→ **Task directions**: For each line below that includes the string "likes", show the whole line.

→ **Dataset rows for apps and sites**:
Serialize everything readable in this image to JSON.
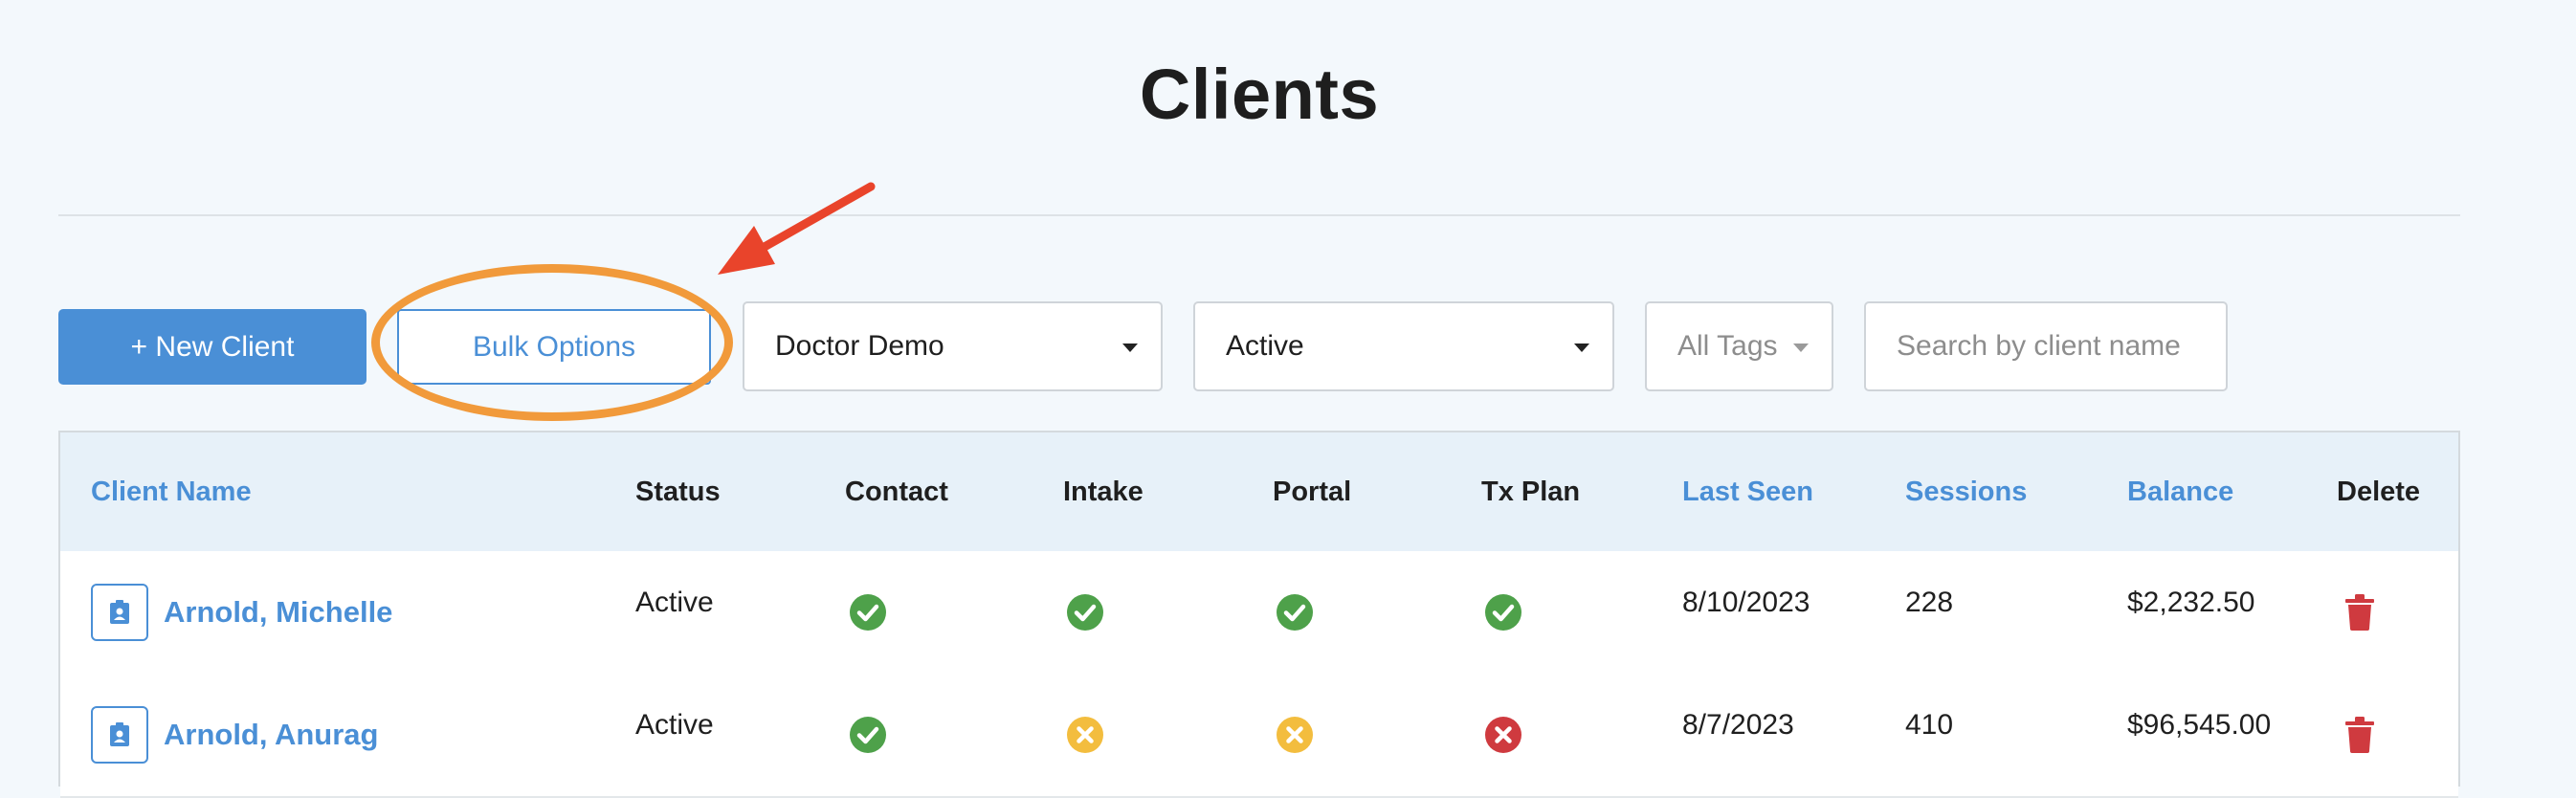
{
  "page": {
    "title": "Clients"
  },
  "toolbar": {
    "new_client_label": "+ New Client",
    "bulk_options_label": "Bulk Options",
    "doctor_select": "Doctor Demo",
    "status_select": "Active",
    "tags_select": "All Tags",
    "search_placeholder": "Search by client name"
  },
  "annotation": {
    "arrow_color": "#e9442b",
    "ellipse_color": "#f19a3b"
  },
  "colors": {
    "accent": "#4a8fd6",
    "ok": "#4ea14a",
    "warn": "#f3bd3e",
    "error": "#cf3a3f",
    "delete": "#cf3a3f"
  },
  "table": {
    "headers": {
      "client_name": "Client Name",
      "status": "Status",
      "contact": "Contact",
      "intake": "Intake",
      "portal": "Portal",
      "tx_plan": "Tx Plan",
      "last_seen": "Last Seen",
      "sessions": "Sessions",
      "balance": "Balance",
      "delete": "Delete"
    },
    "rows": [
      {
        "name": "Arnold, Michelle",
        "status": "Active",
        "contact": "check-icon",
        "intake": "check-icon",
        "portal": "check-icon",
        "tx_plan": "check-icon",
        "last_seen": "8/10/2023",
        "sessions": "228",
        "balance": "$2,232.50"
      },
      {
        "name": "Arnold, Anurag",
        "status": "Active",
        "contact": "check-icon",
        "intake": "warning-x-icon",
        "portal": "warning-x-icon",
        "tx_plan": "error-x-icon",
        "last_seen": "8/7/2023",
        "sessions": "410",
        "balance": "$96,545.00"
      }
    ]
  }
}
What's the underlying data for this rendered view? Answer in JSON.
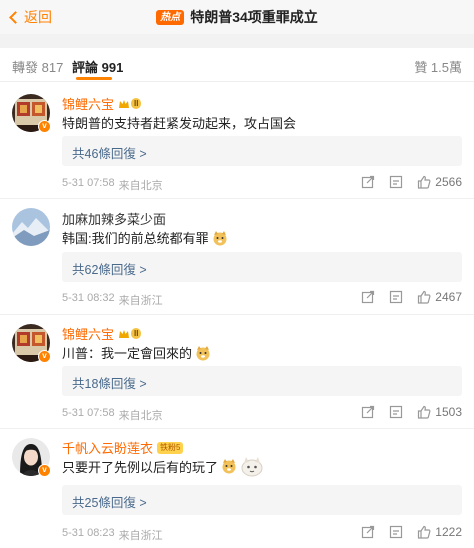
{
  "header": {
    "back_label": "返回",
    "hot_badge": "热点",
    "title": "特朗普34项重罪成立"
  },
  "tabs": {
    "repost": "轉發 817",
    "comments": "評論 991",
    "likes": "贊 1.5萬"
  },
  "accent_color": "#ff8200",
  "comments": [
    {
      "username": "锦鲤六宝",
      "level": "II",
      "text": "特朗普的支持者赶紧发动起来，攻占国会",
      "replies": "共46條回復 >",
      "time": "5-31 07:58",
      "location": "来自北京",
      "likes": "2566"
    },
    {
      "username": "加麻加辣多菜少面",
      "text": "韩国:我们的前总统都有罪",
      "replies": "共62條回復 >",
      "time": "5-31 08:32",
      "location": "来自浙江",
      "likes": "2467"
    },
    {
      "username": "锦鲤六宝",
      "level": "II",
      "text": "川普：我一定會回來的",
      "replies": "共18條回復 >",
      "time": "5-31 07:58",
      "location": "来自北京",
      "likes": "1503"
    },
    {
      "username": "千帆入云盼莲衣",
      "fan_badge": "铁粉5",
      "text": "只要开了先例以后有的玩了",
      "replies": "共25條回復 >",
      "time": "5-31 08:23",
      "location": "来自浙江",
      "likes": "1222"
    }
  ]
}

→ **Your solution**:
    "likes": "贊 1.5萬"
      "likes": "2566"
      "likes": "2467"
      "likes": "1503"
      "likes": "1222"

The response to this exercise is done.